One turtle 75lb. British turtle, giblet soup, pea soup, gravy soup, 15 cod, 1 new salmon, 5 turbots, 28 soles, 2 brills, 7 plaice, 144 herrings, sprats, 27 cels. salt fish, venison 3 does, 7 grouse, 11 pheasants, 36 partridges 47 hares, 88 wild ducks, 52 teal, 1 curlew, 27 widgeon, 7 sea pheasants, 11 plovers, 7 wild turkies, 48 woodcocks, 3 snipcs, 2 galenas, 2 pea-hens, 13 pidgeons, 122 larks, 12 stares, 48 small birds, 4 ducklings, 27 turkies, 14 capons, 32 chicken, 3 ducks, 2 geese, 4 rabbits, 1 pig, 2 pork-griskins, veal burrs, 10 hogs-puddings, eggs, tripe, cow heel, Maintcnon chops, Scotch collops, harricoed mutton, veal cutlets, rump steaks, mutton chops, pork chops, stewed and scollop’d oystcrs, 2 house lambs, 5 legs 1 loin veal, 7 rumps 1 sirloin 5 ribs beef, 14 haunches 2 legs 2 necks 2 chines mutton, pork 4 loins. -  COLD. Baron of beef, roasted, 3 cwt. 21lb. of beef, 576 minced pics, 11 tans, 204 jellies, 400 cray-fifh, 24 lobsters, 2 pickled salmons, 88 barrels of Pyfleet and Colchester oysters, pickled oysters, sturgeon.

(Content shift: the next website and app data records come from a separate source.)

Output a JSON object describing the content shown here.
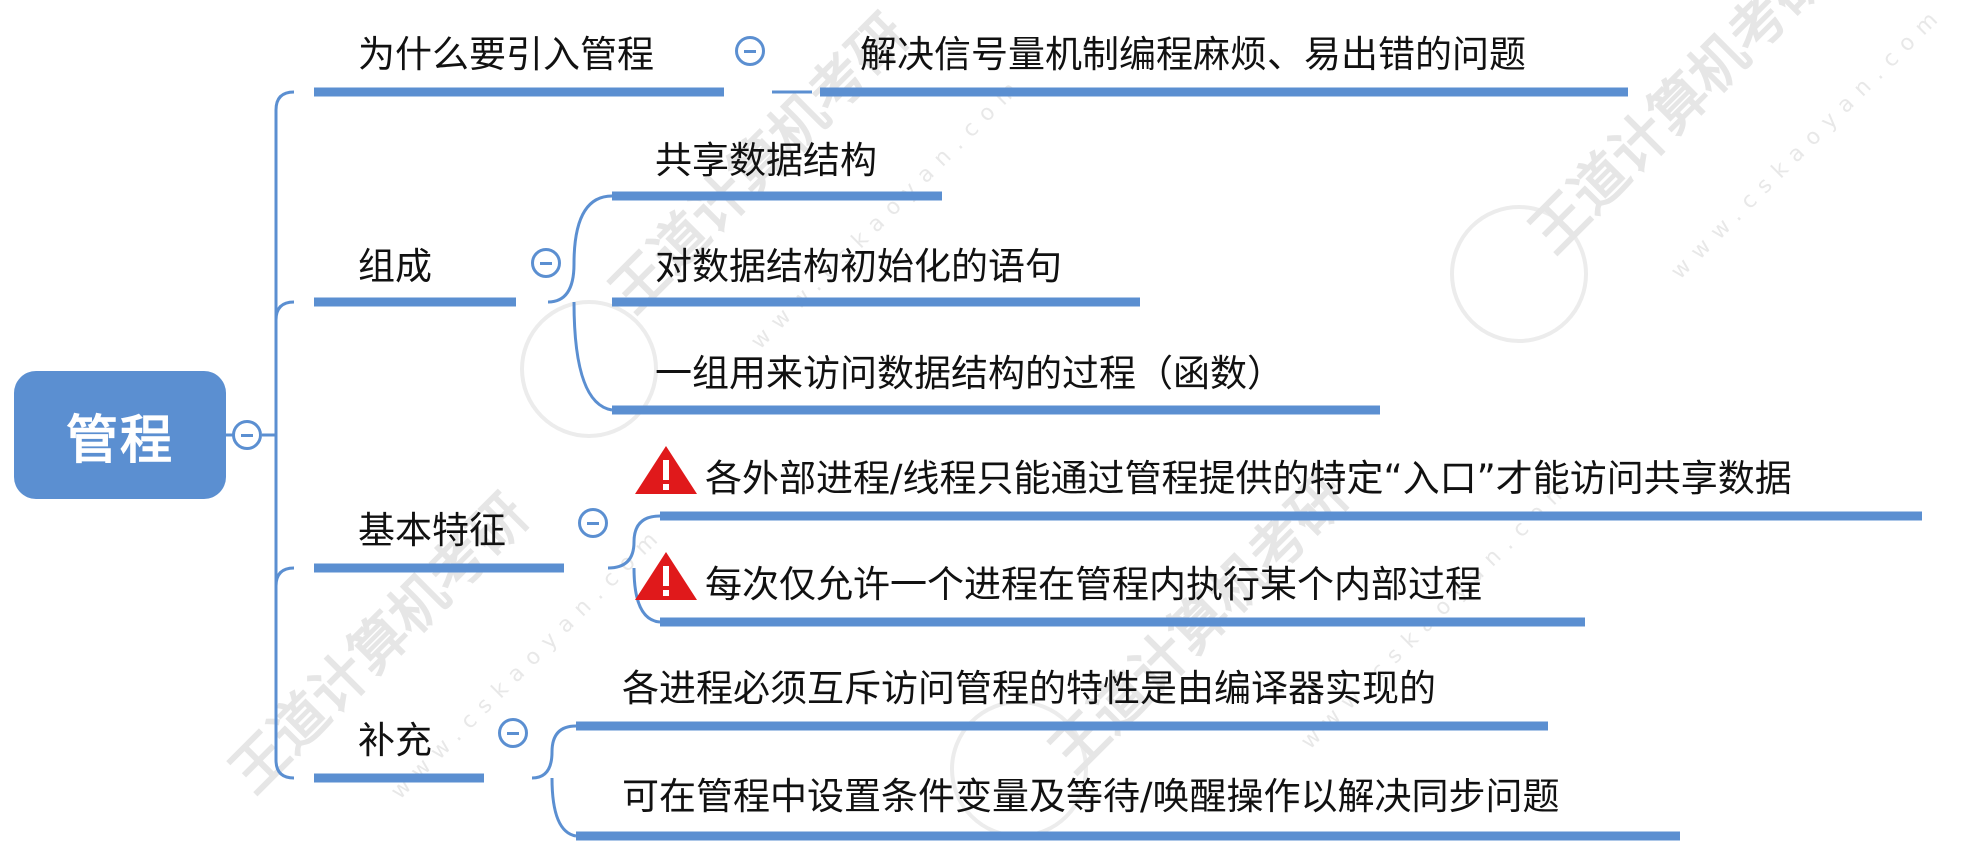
{
  "root": {
    "label": "管程"
  },
  "branches": [
    {
      "label": "为什么要引入管程",
      "children": [
        {
          "label": "解决信号量机制编程麻烦、易出错的问题"
        }
      ]
    },
    {
      "label": "组成",
      "children": [
        {
          "label": "共享数据结构"
        },
        {
          "label": "对数据结构初始化的语句"
        },
        {
          "label": "一组用来访问数据结构的过程（函数）"
        }
      ]
    },
    {
      "label": "基本特征",
      "children": [
        {
          "label": "各外部进程/线程只能通过管程提供的特定“入口”才能访问共享数据",
          "icon": "warning-icon"
        },
        {
          "label": "每次仅允许一个进程在管程内执行某个内部过程",
          "icon": "warning-icon"
        }
      ]
    },
    {
      "label": "补充",
      "children": [
        {
          "label": "各进程必须互斥访问管程的特性是由编译器实现的"
        },
        {
          "label": "可在管程中设置条件变量及等待/唤醒操作以解决同步问题"
        }
      ]
    }
  ],
  "watermark": {
    "brand": "王道计算机考研",
    "site": "www.cskaoyan.com"
  },
  "colors": {
    "accent": "#5b8fd1",
    "warning": "#e0191b",
    "text": "#111111"
  }
}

Reading Mercury - Monday 28 January 1788

Sunday, 17 April 2016

Cal in Bangor

Cal at the entrance to 'Wheldon', at Bangor University, named for his great grandfather, Sir Wynn, who was Registrar between the wars.  Or possibly his great-great grandfather, Thomas Jones Wheldon, one of the founders of the University College of North Wales (as BU was known until pretty darn recently, like about the day before yesterday).

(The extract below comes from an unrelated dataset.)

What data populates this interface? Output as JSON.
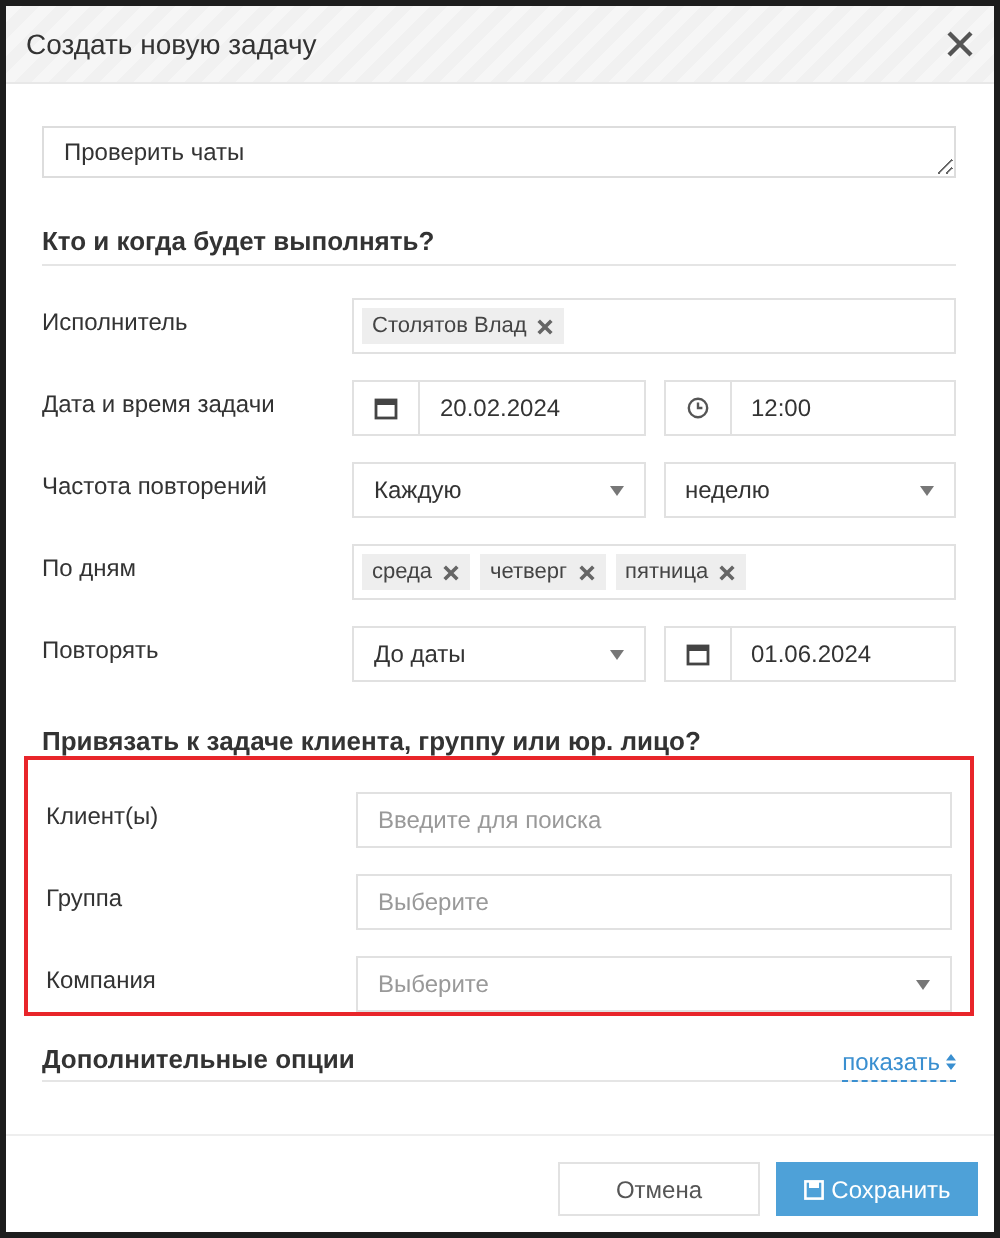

Sunday, 3 April 2016

A Line from Joyce

"But my body was like a harp and her words and gestures were like fingers running upon the wires".
from 'Araby'

Thursday, 31 March 2016

The War Game

Interesting BBC post about Peter Watkins and Dad.

http://www.bbc.co.uk/programmes/articles/SJqjSQ243JckRSr7Tpj2XZ/televising-the-revolution-how-peter-watkins-went-to-war

Richard Cawston, who succeeded Dad as Head of Documentaries compared Watkins to Mozart.  My Mum used to say that Watkins 'was in love with violence'.